- _ACTION ITEM_
Look through the listing below and report the lines that have the word "ways" in them.

*** WORKING DATA ***

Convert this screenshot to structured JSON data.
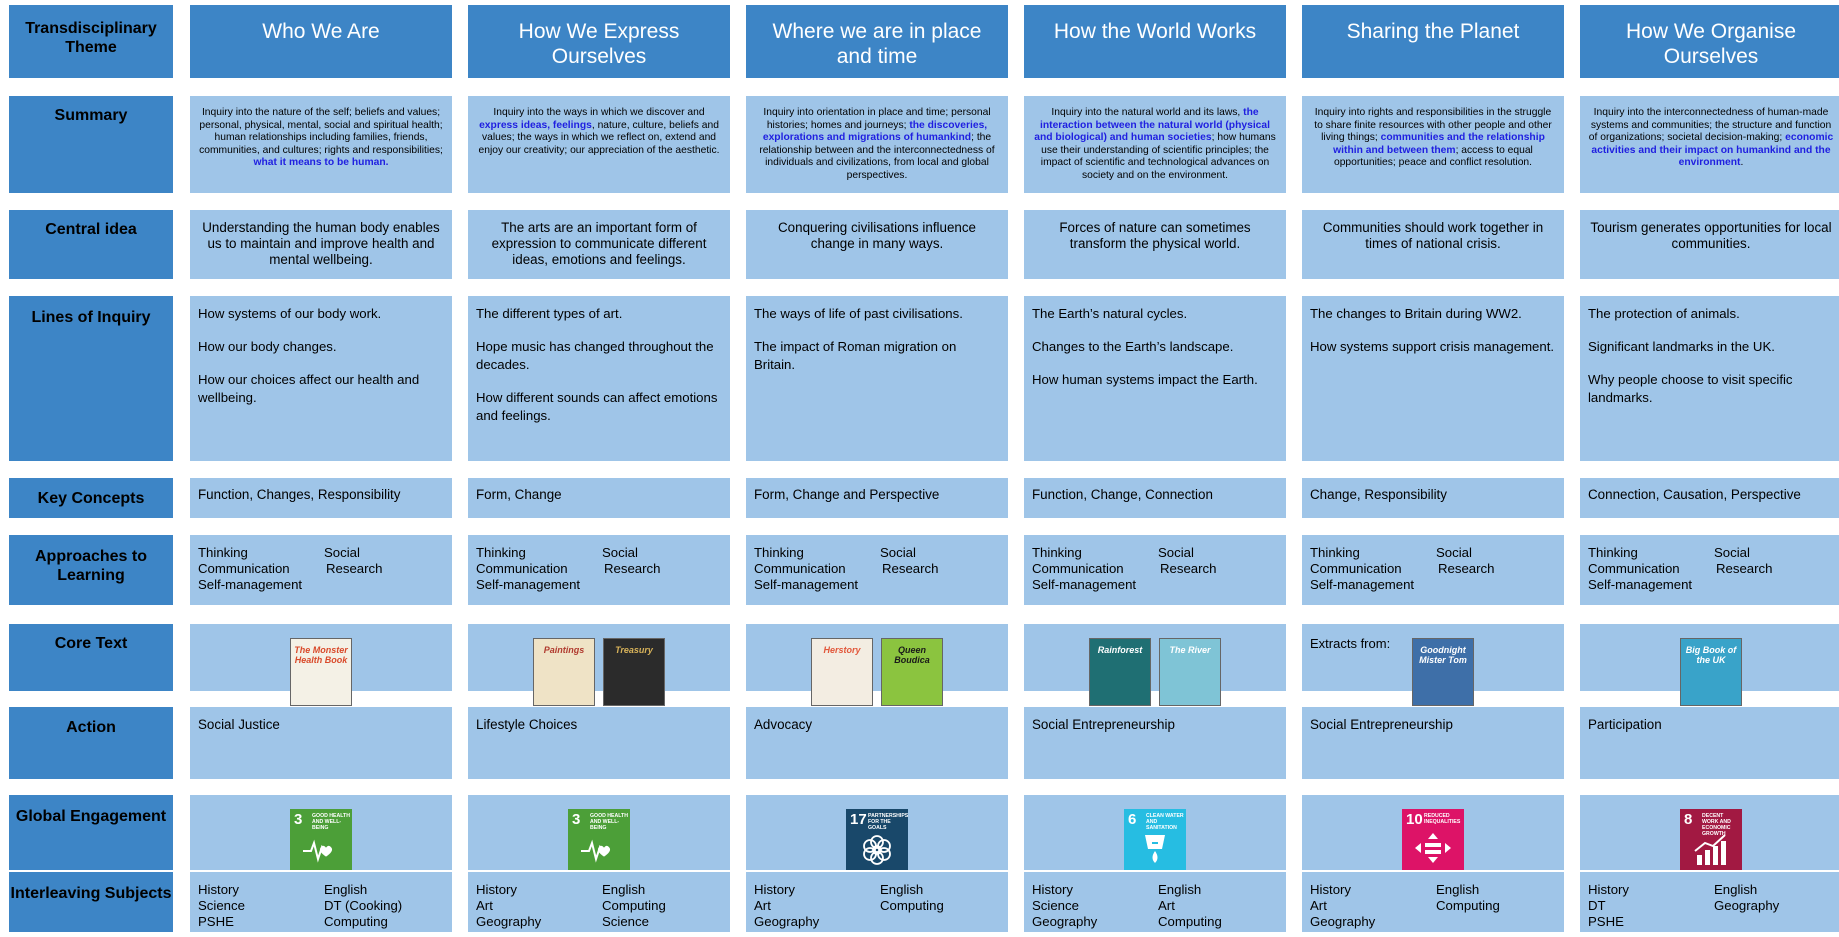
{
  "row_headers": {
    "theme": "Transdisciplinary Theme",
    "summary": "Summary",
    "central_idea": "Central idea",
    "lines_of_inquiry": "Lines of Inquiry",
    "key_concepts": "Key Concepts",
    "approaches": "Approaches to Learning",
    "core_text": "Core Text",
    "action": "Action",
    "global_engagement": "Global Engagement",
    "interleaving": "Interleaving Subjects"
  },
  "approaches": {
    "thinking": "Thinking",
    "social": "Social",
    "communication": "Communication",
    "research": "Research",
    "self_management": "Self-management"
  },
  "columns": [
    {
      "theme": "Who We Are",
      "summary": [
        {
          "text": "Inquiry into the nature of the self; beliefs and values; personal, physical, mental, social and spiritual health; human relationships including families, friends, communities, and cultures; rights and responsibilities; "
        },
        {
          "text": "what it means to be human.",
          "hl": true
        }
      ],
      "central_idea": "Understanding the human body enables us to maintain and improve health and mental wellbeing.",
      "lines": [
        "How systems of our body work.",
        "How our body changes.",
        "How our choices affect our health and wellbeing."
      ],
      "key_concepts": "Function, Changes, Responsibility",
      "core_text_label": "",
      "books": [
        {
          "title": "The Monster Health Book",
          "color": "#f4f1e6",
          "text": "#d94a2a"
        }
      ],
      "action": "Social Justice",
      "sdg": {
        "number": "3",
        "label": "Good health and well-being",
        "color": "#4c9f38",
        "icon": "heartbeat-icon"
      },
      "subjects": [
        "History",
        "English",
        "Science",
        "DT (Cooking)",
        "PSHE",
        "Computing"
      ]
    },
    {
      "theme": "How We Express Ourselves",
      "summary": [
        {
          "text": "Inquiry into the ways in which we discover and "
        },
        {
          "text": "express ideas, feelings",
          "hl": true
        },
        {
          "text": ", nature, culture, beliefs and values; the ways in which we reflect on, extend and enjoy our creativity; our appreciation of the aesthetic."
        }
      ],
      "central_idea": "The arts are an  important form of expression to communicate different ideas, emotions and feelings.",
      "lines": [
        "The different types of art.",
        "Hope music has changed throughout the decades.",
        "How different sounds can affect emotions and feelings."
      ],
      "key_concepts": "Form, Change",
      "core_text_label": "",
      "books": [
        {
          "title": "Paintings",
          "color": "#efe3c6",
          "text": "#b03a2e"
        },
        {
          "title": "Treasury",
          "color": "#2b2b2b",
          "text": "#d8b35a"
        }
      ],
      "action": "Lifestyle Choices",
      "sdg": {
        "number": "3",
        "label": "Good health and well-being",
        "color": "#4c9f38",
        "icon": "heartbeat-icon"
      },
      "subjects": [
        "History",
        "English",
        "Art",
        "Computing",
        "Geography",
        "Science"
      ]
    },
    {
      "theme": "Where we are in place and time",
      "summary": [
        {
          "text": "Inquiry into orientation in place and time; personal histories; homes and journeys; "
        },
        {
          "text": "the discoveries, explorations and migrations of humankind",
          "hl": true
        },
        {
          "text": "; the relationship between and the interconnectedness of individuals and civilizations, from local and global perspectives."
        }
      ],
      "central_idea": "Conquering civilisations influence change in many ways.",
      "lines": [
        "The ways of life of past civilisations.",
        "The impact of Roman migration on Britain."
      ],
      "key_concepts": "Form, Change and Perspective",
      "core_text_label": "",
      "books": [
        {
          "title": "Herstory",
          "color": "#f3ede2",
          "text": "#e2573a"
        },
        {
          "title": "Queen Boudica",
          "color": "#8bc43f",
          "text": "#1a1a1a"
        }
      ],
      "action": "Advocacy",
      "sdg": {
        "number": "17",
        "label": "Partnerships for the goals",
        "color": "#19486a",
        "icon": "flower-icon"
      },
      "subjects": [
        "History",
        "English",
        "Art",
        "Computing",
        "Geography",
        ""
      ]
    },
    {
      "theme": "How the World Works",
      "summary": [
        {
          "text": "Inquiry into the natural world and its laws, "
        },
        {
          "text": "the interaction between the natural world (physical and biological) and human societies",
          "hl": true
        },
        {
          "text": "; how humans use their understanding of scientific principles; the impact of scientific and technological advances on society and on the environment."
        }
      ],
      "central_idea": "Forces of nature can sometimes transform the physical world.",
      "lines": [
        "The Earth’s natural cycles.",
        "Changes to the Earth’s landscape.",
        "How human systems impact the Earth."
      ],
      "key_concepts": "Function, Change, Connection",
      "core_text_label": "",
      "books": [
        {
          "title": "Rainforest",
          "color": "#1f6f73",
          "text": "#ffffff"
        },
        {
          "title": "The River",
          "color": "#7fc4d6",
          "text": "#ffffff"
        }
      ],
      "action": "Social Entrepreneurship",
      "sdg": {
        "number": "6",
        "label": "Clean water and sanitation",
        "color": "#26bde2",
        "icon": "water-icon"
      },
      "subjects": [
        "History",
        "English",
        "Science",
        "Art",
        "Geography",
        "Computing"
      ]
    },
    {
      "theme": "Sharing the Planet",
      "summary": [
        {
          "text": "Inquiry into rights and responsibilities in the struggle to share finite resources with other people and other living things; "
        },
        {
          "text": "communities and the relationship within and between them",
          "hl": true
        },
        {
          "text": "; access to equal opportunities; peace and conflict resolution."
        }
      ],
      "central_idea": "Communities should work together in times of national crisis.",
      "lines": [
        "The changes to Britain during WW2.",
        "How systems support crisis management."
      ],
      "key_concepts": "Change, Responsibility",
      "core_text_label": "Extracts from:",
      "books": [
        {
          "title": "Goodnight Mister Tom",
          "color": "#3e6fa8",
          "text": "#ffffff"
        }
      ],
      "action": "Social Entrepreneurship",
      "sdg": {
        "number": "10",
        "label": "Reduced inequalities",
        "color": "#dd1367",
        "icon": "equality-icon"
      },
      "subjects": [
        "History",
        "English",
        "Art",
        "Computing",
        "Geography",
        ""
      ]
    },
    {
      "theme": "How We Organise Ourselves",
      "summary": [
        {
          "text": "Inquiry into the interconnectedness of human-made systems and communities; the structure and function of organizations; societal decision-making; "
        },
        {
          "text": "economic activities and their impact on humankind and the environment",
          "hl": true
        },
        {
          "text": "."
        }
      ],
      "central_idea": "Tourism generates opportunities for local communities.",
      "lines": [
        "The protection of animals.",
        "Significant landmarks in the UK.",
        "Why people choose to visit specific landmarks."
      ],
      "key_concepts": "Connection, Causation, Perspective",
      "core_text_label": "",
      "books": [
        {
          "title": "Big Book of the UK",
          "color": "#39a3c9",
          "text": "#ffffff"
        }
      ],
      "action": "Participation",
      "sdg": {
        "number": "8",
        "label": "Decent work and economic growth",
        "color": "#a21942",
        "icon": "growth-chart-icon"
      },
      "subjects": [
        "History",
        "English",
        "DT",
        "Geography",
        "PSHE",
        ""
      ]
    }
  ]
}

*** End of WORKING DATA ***
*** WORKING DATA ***

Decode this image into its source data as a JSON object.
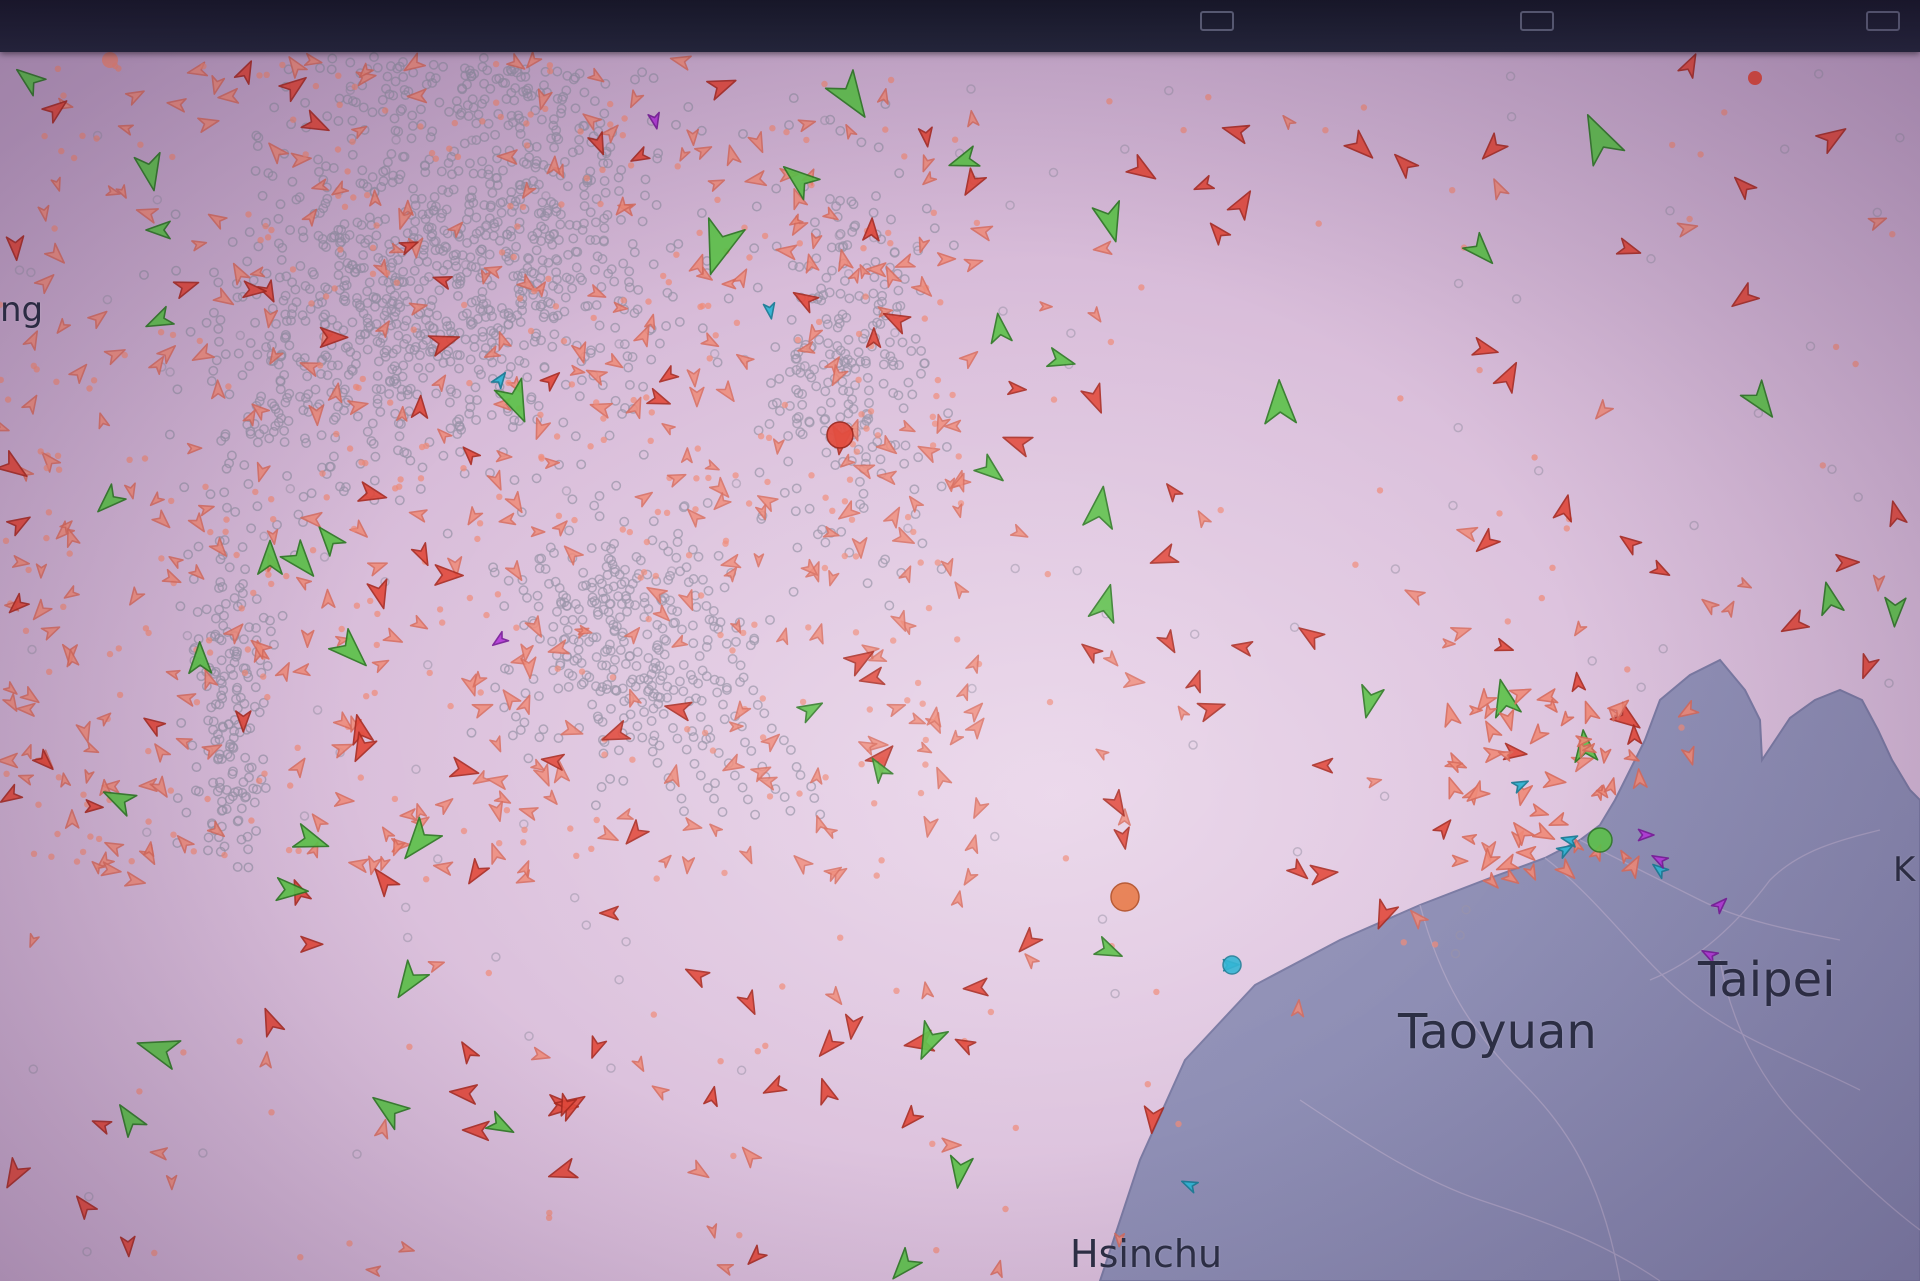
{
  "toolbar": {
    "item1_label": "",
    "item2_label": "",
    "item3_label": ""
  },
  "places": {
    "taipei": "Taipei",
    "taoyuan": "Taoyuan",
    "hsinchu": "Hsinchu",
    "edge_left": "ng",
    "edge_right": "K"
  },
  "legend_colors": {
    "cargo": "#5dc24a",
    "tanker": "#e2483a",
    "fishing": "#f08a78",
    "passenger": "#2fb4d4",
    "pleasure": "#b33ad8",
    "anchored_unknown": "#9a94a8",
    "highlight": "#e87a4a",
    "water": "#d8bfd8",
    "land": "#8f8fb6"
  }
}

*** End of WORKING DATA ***

- _WRITTEN ANSWER_
          "text": "Inquiry into the ways in which we discover and "
          "text": ", nature, culture, beliefs and values; the ways in which we reflect on, extend and enjoy our creativity; our appreciation of the aesthetic."
      "central_idea": "Conquering civilisations influence change in many ways.",
        "The ways of life of past civilisations.",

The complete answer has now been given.